● **PROVIDED DATA**:
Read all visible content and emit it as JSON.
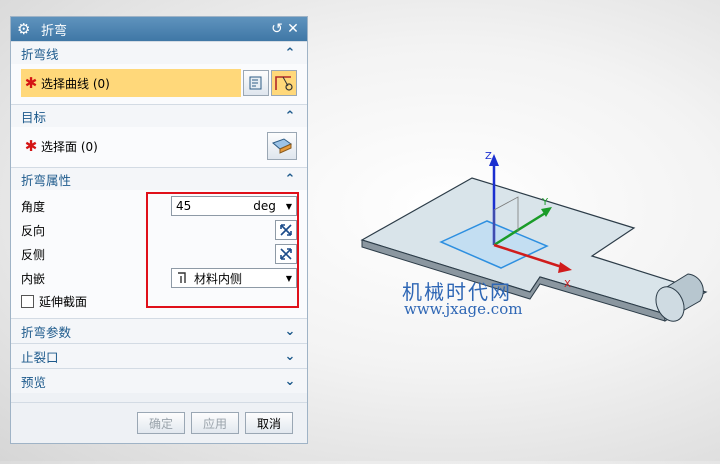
{
  "dialog": {
    "title": "折弯",
    "sections": {
      "bend_line": {
        "header": "折弯线",
        "select_label": "选择曲线 (0)"
      },
      "target": {
        "header": "目标",
        "select_label": "选择面 (0)"
      },
      "bend_props": {
        "header": "折弯属性",
        "angle_label": "角度",
        "angle_value": "45",
        "angle_unit": "deg",
        "reverse_label": "反向",
        "reverse_side_label": "反侧",
        "inset_label": "内嵌",
        "inset_value": "材料内侧",
        "extend_label": "延伸截面"
      },
      "bend_params": {
        "header": "折弯参数"
      },
      "relief": {
        "header": "止裂口"
      },
      "preview": {
        "header": "预览"
      }
    },
    "buttons": {
      "ok": "确定",
      "apply": "应用",
      "cancel": "取消"
    }
  },
  "viewport": {
    "axis_labels": {
      "z": "Z",
      "y": "Y",
      "x": "X"
    },
    "watermark_line1": "机械时代网",
    "watermark_line2": "www.jxage.com"
  },
  "colors": {
    "accent": "#1d5a8c",
    "highlight": "#ffd87a",
    "redbox": "#e0101a"
  }
}
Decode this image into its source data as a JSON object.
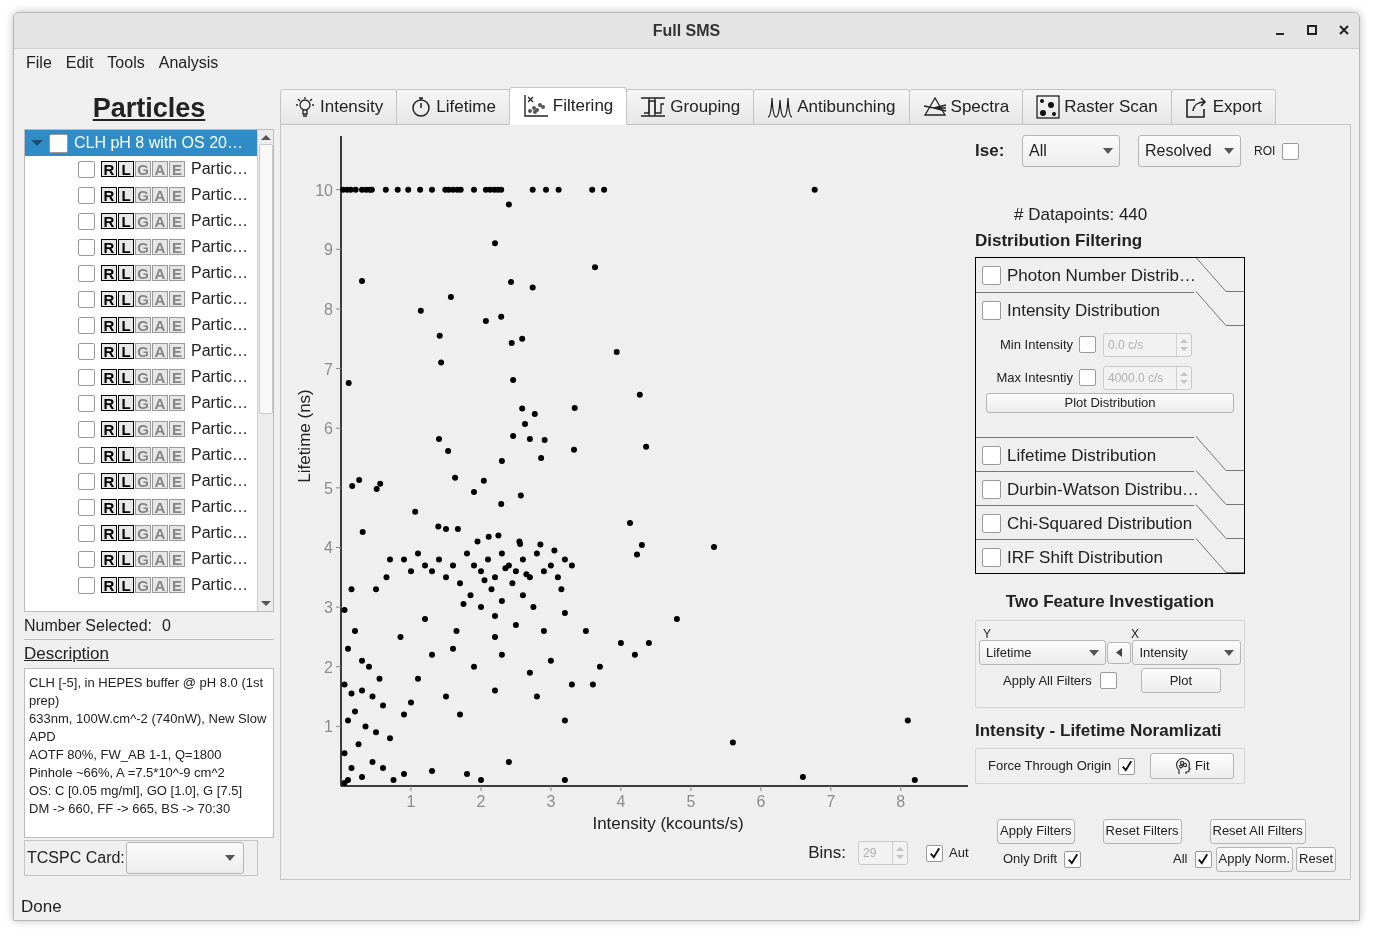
{
  "window": {
    "title": "Full SMS"
  },
  "menu": [
    "File",
    "Edit",
    "Tools",
    "Analysis"
  ],
  "sidebar": {
    "heading": "Particles",
    "tree": {
      "label": "CLH pH 8 with OS 20…",
      "expanded": true,
      "selected": true,
      "checked": false,
      "children": [
        {
          "label": "Partic…",
          "checked": false,
          "flags": [
            {
              "letter": "R",
              "on": true
            },
            {
              "letter": "L",
              "on": true
            },
            {
              "letter": "G",
              "on": false
            },
            {
              "letter": "A",
              "on": false
            },
            {
              "letter": "E",
              "on": false
            }
          ]
        },
        {
          "label": "Partic…",
          "checked": false,
          "flags": [
            {
              "letter": "R",
              "on": true
            },
            {
              "letter": "L",
              "on": true
            },
            {
              "letter": "G",
              "on": false
            },
            {
              "letter": "A",
              "on": false
            },
            {
              "letter": "E",
              "on": false
            }
          ]
        },
        {
          "label": "Partic…",
          "checked": false,
          "flags": [
            {
              "letter": "R",
              "on": true
            },
            {
              "letter": "L",
              "on": true
            },
            {
              "letter": "G",
              "on": false
            },
            {
              "letter": "A",
              "on": false
            },
            {
              "letter": "E",
              "on": false
            }
          ]
        },
        {
          "label": "Partic…",
          "checked": false,
          "flags": [
            {
              "letter": "R",
              "on": true
            },
            {
              "letter": "L",
              "on": true
            },
            {
              "letter": "G",
              "on": false
            },
            {
              "letter": "A",
              "on": false
            },
            {
              "letter": "E",
              "on": false
            }
          ]
        },
        {
          "label": "Partic…",
          "checked": false,
          "flags": [
            {
              "letter": "R",
              "on": true
            },
            {
              "letter": "L",
              "on": true
            },
            {
              "letter": "G",
              "on": false
            },
            {
              "letter": "A",
              "on": false
            },
            {
              "letter": "E",
              "on": false
            }
          ]
        },
        {
          "label": "Partic…",
          "checked": false,
          "flags": [
            {
              "letter": "R",
              "on": true
            },
            {
              "letter": "L",
              "on": true
            },
            {
              "letter": "G",
              "on": false
            },
            {
              "letter": "A",
              "on": false
            },
            {
              "letter": "E",
              "on": false
            }
          ]
        },
        {
          "label": "Partic…",
          "checked": false,
          "flags": [
            {
              "letter": "R",
              "on": true
            },
            {
              "letter": "L",
              "on": true
            },
            {
              "letter": "G",
              "on": false
            },
            {
              "letter": "A",
              "on": false
            },
            {
              "letter": "E",
              "on": false
            }
          ]
        },
        {
          "label": "Partic…",
          "checked": false,
          "flags": [
            {
              "letter": "R",
              "on": true
            },
            {
              "letter": "L",
              "on": true
            },
            {
              "letter": "G",
              "on": false
            },
            {
              "letter": "A",
              "on": false
            },
            {
              "letter": "E",
              "on": false
            }
          ]
        },
        {
          "label": "Partic…",
          "checked": false,
          "flags": [
            {
              "letter": "R",
              "on": true
            },
            {
              "letter": "L",
              "on": true
            },
            {
              "letter": "G",
              "on": false
            },
            {
              "letter": "A",
              "on": false
            },
            {
              "letter": "E",
              "on": false
            }
          ]
        },
        {
          "label": "Partic…",
          "checked": false,
          "flags": [
            {
              "letter": "R",
              "on": true
            },
            {
              "letter": "L",
              "on": true
            },
            {
              "letter": "G",
              "on": false
            },
            {
              "letter": "A",
              "on": false
            },
            {
              "letter": "E",
              "on": false
            }
          ]
        },
        {
          "label": "Partic…",
          "checked": false,
          "flags": [
            {
              "letter": "R",
              "on": true
            },
            {
              "letter": "L",
              "on": true
            },
            {
              "letter": "G",
              "on": false
            },
            {
              "letter": "A",
              "on": false
            },
            {
              "letter": "E",
              "on": false
            }
          ]
        },
        {
          "label": "Partic…",
          "checked": false,
          "flags": [
            {
              "letter": "R",
              "on": true
            },
            {
              "letter": "L",
              "on": true
            },
            {
              "letter": "G",
              "on": false
            },
            {
              "letter": "A",
              "on": false
            },
            {
              "letter": "E",
              "on": false
            }
          ]
        },
        {
          "label": "Partic…",
          "checked": false,
          "flags": [
            {
              "letter": "R",
              "on": true
            },
            {
              "letter": "L",
              "on": true
            },
            {
              "letter": "G",
              "on": false
            },
            {
              "letter": "A",
              "on": false
            },
            {
              "letter": "E",
              "on": false
            }
          ]
        },
        {
          "label": "Partic…",
          "checked": false,
          "flags": [
            {
              "letter": "R",
              "on": true
            },
            {
              "letter": "L",
              "on": true
            },
            {
              "letter": "G",
              "on": false
            },
            {
              "letter": "A",
              "on": false
            },
            {
              "letter": "E",
              "on": false
            }
          ]
        },
        {
          "label": "Partic…",
          "checked": false,
          "flags": [
            {
              "letter": "R",
              "on": true
            },
            {
              "letter": "L",
              "on": true
            },
            {
              "letter": "G",
              "on": false
            },
            {
              "letter": "A",
              "on": false
            },
            {
              "letter": "E",
              "on": false
            }
          ]
        },
        {
          "label": "Partic…",
          "checked": false,
          "flags": [
            {
              "letter": "R",
              "on": true
            },
            {
              "letter": "L",
              "on": true
            },
            {
              "letter": "G",
              "on": false
            },
            {
              "letter": "A",
              "on": false
            },
            {
              "letter": "E",
              "on": false
            }
          ]
        },
        {
          "label": "Partic…",
          "checked": false,
          "flags": [
            {
              "letter": "R",
              "on": true
            },
            {
              "letter": "L",
              "on": true
            },
            {
              "letter": "G",
              "on": false
            },
            {
              "letter": "A",
              "on": false
            },
            {
              "letter": "E",
              "on": false
            }
          ]
        }
      ]
    },
    "number_selected": {
      "label": "Number Selected:",
      "value": "0"
    },
    "description": {
      "heading": "Description",
      "lines": [
        "CLH [-5], in HEPES buffer @ pH 8.0 (1st prep)",
        "633nm, 100W.cm^-2 (740nW), New Slow APD",
        "AOTF 80%, FW_AB 1-1, Q=1800",
        "Pinhole ~66%, A =7.5*10^-9 cm^2",
        "OS: C [0.05 mg/ml], GO [1.0], G [7.5]",
        "DM -> 660, FF -> 665, BS -> 70:30"
      ]
    },
    "tcspc": {
      "label": "TCSPC Card:"
    }
  },
  "tabs": [
    {
      "label": "Intensity",
      "selected": false
    },
    {
      "label": "Lifetime",
      "selected": false
    },
    {
      "label": "Filtering",
      "selected": true
    },
    {
      "label": "Grouping",
      "selected": false
    },
    {
      "label": "Antibunching",
      "selected": false
    },
    {
      "label": "Spectra",
      "selected": false
    },
    {
      "label": "Raster Scan",
      "selected": false
    },
    {
      "label": "Export",
      "selected": false
    }
  ],
  "filtering": {
    "plot": {
      "chart_data": {
        "type": "scatter",
        "xlabel": "Intensity (kcounts/s)",
        "ylabel": "Lifetime (ns)",
        "xlim": [
          0,
          8.96
        ],
        "ylim": [
          0,
          10.9
        ],
        "xticks": [
          1,
          2,
          3,
          4,
          5,
          6,
          7,
          8
        ],
        "yticks": [
          1,
          2,
          3,
          4,
          5,
          6,
          7,
          8,
          9,
          10
        ],
        "x": [
          0.03,
          0.09,
          0.14,
          0.21,
          0.3,
          0.36,
          0.41,
          0.44,
          0.64,
          0.81,
          0.96,
          1.13,
          1.3,
          1.49,
          1.54,
          1.6,
          1.66,
          1.71,
          1.9,
          2.07,
          2.13,
          2.19,
          2.24,
          2.29,
          2.74,
          2.93,
          3.11,
          3.59,
          3.76,
          6.77,
          2.4,
          2.2,
          0.3,
          3.63,
          2.43,
          2.74,
          1.57,
          1.14,
          2.07,
          2.29,
          1.41,
          2.44,
          2.59,
          3.94,
          1.43,
          2.46,
          0.11,
          4.27,
          3.34,
          2.59,
          2.77,
          2.63,
          2.46,
          2.7,
          2.91,
          1.4,
          1.53,
          4.36,
          3.33,
          2.86,
          2.3,
          1.63,
          0.26,
          0.16,
          0.56,
          0.51,
          2.04,
          1.9,
          2.57,
          2.29,
          1.06,
          0.31,
          4.13,
          4.3,
          5.33,
          4.23,
          1.39,
          1.5,
          1.67,
          2.11,
          2.56,
          1.8,
          1.9,
          2.0,
          2.1,
          2.2,
          2.3,
          2.4,
          2.5,
          2.6,
          2.7,
          2.8,
          2.9,
          3.0,
          3.1,
          3.2,
          1.7,
          1.85,
          2.0,
          2.15,
          2.3,
          2.45,
          2.6,
          2.75,
          1.6,
          1.5,
          1.4,
          1.3,
          1.2,
          1.1,
          0.9,
          1.0,
          1.95,
          2.25,
          2.55,
          2.85,
          3.05,
          3.3,
          3.15,
          2.05,
          2.35,
          2.65,
          1.75,
          2.2,
          2.5,
          1.65,
          3.2,
          2.9,
          0.65,
          0.5,
          0.7,
          0.15,
          0.05,
          0.2,
          0.1,
          0.3,
          0.4,
          0.55,
          0.05,
          0.15,
          0.3,
          0.45,
          0.6,
          0.2,
          0.1,
          0.35,
          0.5,
          0.7,
          0.25,
          0.05,
          0.45,
          0.15,
          0.6,
          0.3,
          0.9,
          0.1,
          0.75,
          1.3,
          1.8,
          2.0,
          0.9,
          1.1,
          1.5,
          1.7,
          2.2,
          1.3,
          1.6,
          1.9,
          2.3,
          2.7,
          3.0,
          3.3,
          3.6,
          2.8,
          3.2,
          2.4,
          3.2,
          4.0,
          4.2,
          4.4,
          4.8,
          6.6,
          8.1,
          5.6,
          8.2,
          0.05,
          3.7,
          3.5,
          2.2,
          1.2,
          0.85,
          1.0
        ],
        "series": [
          {
            "color": "#000000",
            "values": [
              10,
              10,
              10,
              10,
              10,
              10,
              10,
              10,
              10,
              10,
              10,
              10,
              10,
              10,
              10,
              10,
              10,
              10,
              10,
              10,
              10,
              10,
              10,
              10,
              10,
              10,
              10,
              10,
              10,
              10,
              9.75,
              9.1,
              8.47,
              8.7,
              8.45,
              8.36,
              8.2,
              7.97,
              7.8,
              7.87,
              7.55,
              7.43,
              7.5,
              7.28,
              7.1,
              6.81,
              6.76,
              6.56,
              6.34,
              6.33,
              6.24,
              6.07,
              5.87,
              5.82,
              5.8,
              5.82,
              5.62,
              5.69,
              5.64,
              5.5,
              5.45,
              5.17,
              5.13,
              5.03,
              5.07,
              4.98,
              5.12,
              4.93,
              4.87,
              4.73,
              4.6,
              4.26,
              4.41,
              4.04,
              4.01,
              3.88,
              4.35,
              4.31,
              4.31,
              4.18,
              4.06,
              3.9,
              3.7,
              3.6,
              3.8,
              3.5,
              3.9,
              3.7,
              3.6,
              3.8,
              3.5,
              3.9,
              3.6,
              3.7,
              3.5,
              3.8,
              3.4,
              3.2,
              3.0,
              3.3,
              3.1,
              3.4,
              3.2,
              3.0,
              3.7,
              3.5,
              3.8,
              3.6,
              3.7,
              3.9,
              3.8,
              3.6,
              4.1,
              4.2,
              4.1,
              4.05,
              3.95,
              3.7,
              3.3,
              3.45,
              3.65,
              3.55,
              3.05,
              2.85,
              2.7,
              2.6,
              2.9,
              2.6,
              3.5,
              3.3,
              3.8,
              3.3,
              2.95,
              2.6,
              2.3,
              2.1,
              2.0,
              1.8,
              1.7,
              1.55,
              1.6,
              1.5,
              1.35,
              1.25,
              1.1,
              1.0,
              0.9,
              0.8,
              0.7,
              0.55,
              0.4,
              0.3,
              0.3,
              0.15,
              0.2,
              0.1,
              0.1,
              0.25,
              0.2,
              0.1,
              1.2,
              1.8,
              1.5,
              1.2,
              1.6,
              2.2,
              2.3,
              2.0,
              2.2,
              1.9,
              2.1,
              1.7,
              1.7,
              1.5,
              1.1,
              0.4,
              0.1,
              2.4,
              2.2,
              2.4,
              2.8,
              0.15,
              1.1,
              0.73,
              0.1,
              0.05,
              2.0,
              2.6,
              2.5,
              2.8,
              2.5,
              1.4
            ]
          }
        ]
      }
    },
    "bins": {
      "label": "Bins:",
      "value": "29",
      "disabled": true,
      "auto": {
        "label": "Aut",
        "checked": true
      }
    },
    "use": {
      "label": "lse:",
      "value": "All"
    },
    "mode": {
      "value": "Resolved"
    },
    "roi": {
      "label": "ROI",
      "checked": false
    },
    "datapoints": "# Datapoints: 440",
    "distribution": {
      "title": "Distribution Filtering",
      "sections": [
        {
          "label": "Photon Number Distrib…",
          "checked": false
        },
        {
          "label": "Intensity Distribution",
          "checked": false,
          "fields": [
            {
              "label": "Min Intensity",
              "checked": false,
              "value": "0.0 c/s",
              "disabled": true
            },
            {
              "label": "Max Intesntiy",
              "checked": false,
              "value": "4000.0 c/s",
              "disabled": true
            }
          ],
          "button": "Plot Distribution"
        },
        {
          "label": "Lifetime Distribution",
          "checked": false
        },
        {
          "label": "Durbin-Watson Distribu…",
          "checked": false
        },
        {
          "label": "Chi-Squared Distribution",
          "checked": false
        },
        {
          "label": "IRF Shift Distribution",
          "checked": false
        }
      ]
    },
    "two_feature": {
      "title": "Two Feature Investigation",
      "y": {
        "label": "Y",
        "value": "Lifetime"
      },
      "x": {
        "label": "X",
        "value": "Intensity"
      },
      "apply_all": {
        "label": "Apply All Filters",
        "checked": false
      },
      "plot_button": "Plot"
    },
    "normalization": {
      "title": "Intensity - Lifetime Noramlizati",
      "force_origin": {
        "label": "Force Through Origin",
        "checked": true
      },
      "fit_button": "Fit"
    },
    "filter_buttons": [
      "Apply Filters",
      "Reset Filters",
      "Reset All Filters"
    ],
    "only_drift": {
      "label": "Only Drift",
      "checked": true
    },
    "all": {
      "label": "All",
      "checked": true
    },
    "norm_buttons": [
      "Apply Norm.",
      "Reset"
    ]
  },
  "status_bar": "Done"
}
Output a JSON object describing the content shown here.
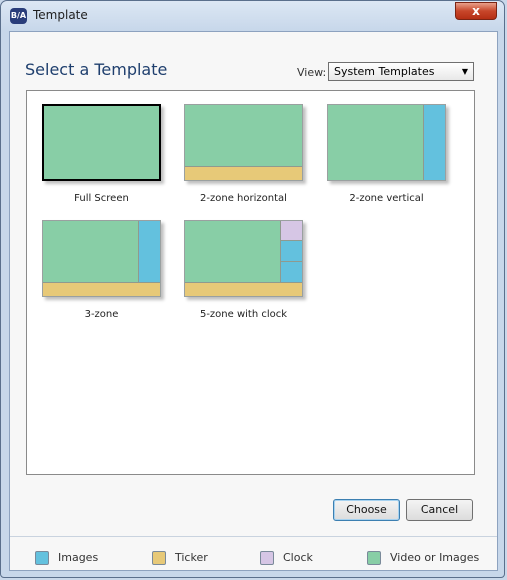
{
  "window": {
    "title": "Template",
    "app_icon_text": "B/A",
    "close_label": "x"
  },
  "header": {
    "title": "Select a Template",
    "view_label": "View:",
    "view_selected": "System Templates"
  },
  "templates": [
    {
      "label": "Full Screen",
      "selected": true
    },
    {
      "label": "2-zone horizontal",
      "selected": false
    },
    {
      "label": "2-zone vertical",
      "selected": false
    },
    {
      "label": "3-zone",
      "selected": false
    },
    {
      "label": "5-zone with clock",
      "selected": false
    }
  ],
  "buttons": {
    "choose": "Choose",
    "cancel": "Cancel"
  },
  "legend": [
    {
      "label": "Images",
      "color": "#63c1de"
    },
    {
      "label": "Ticker",
      "color": "#e7c978"
    },
    {
      "label": "Clock",
      "color": "#d6c6e5"
    },
    {
      "label": "Video or Images",
      "color": "#88cea6"
    }
  ]
}
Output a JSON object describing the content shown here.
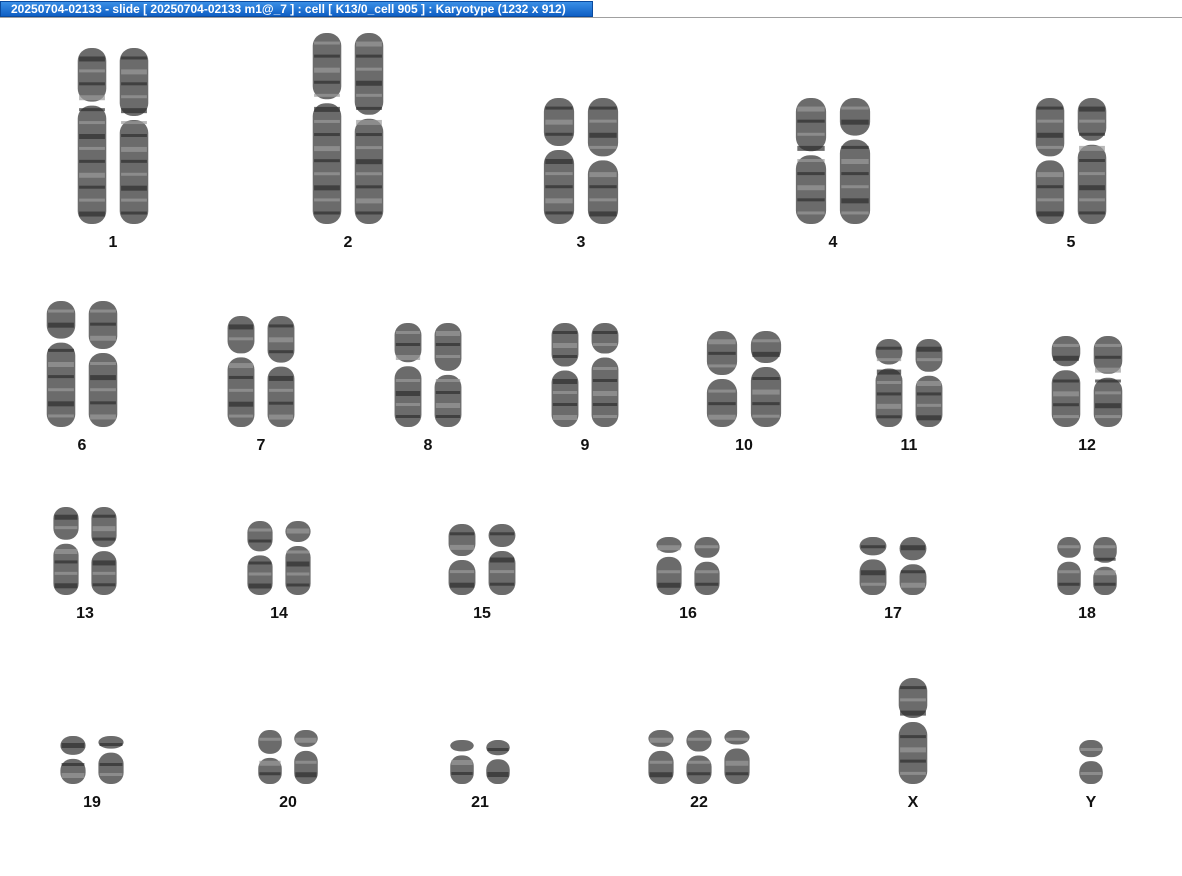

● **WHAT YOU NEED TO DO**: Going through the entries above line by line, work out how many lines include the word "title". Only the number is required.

● **RESPONSE FOR THIS EXERCISE**: 7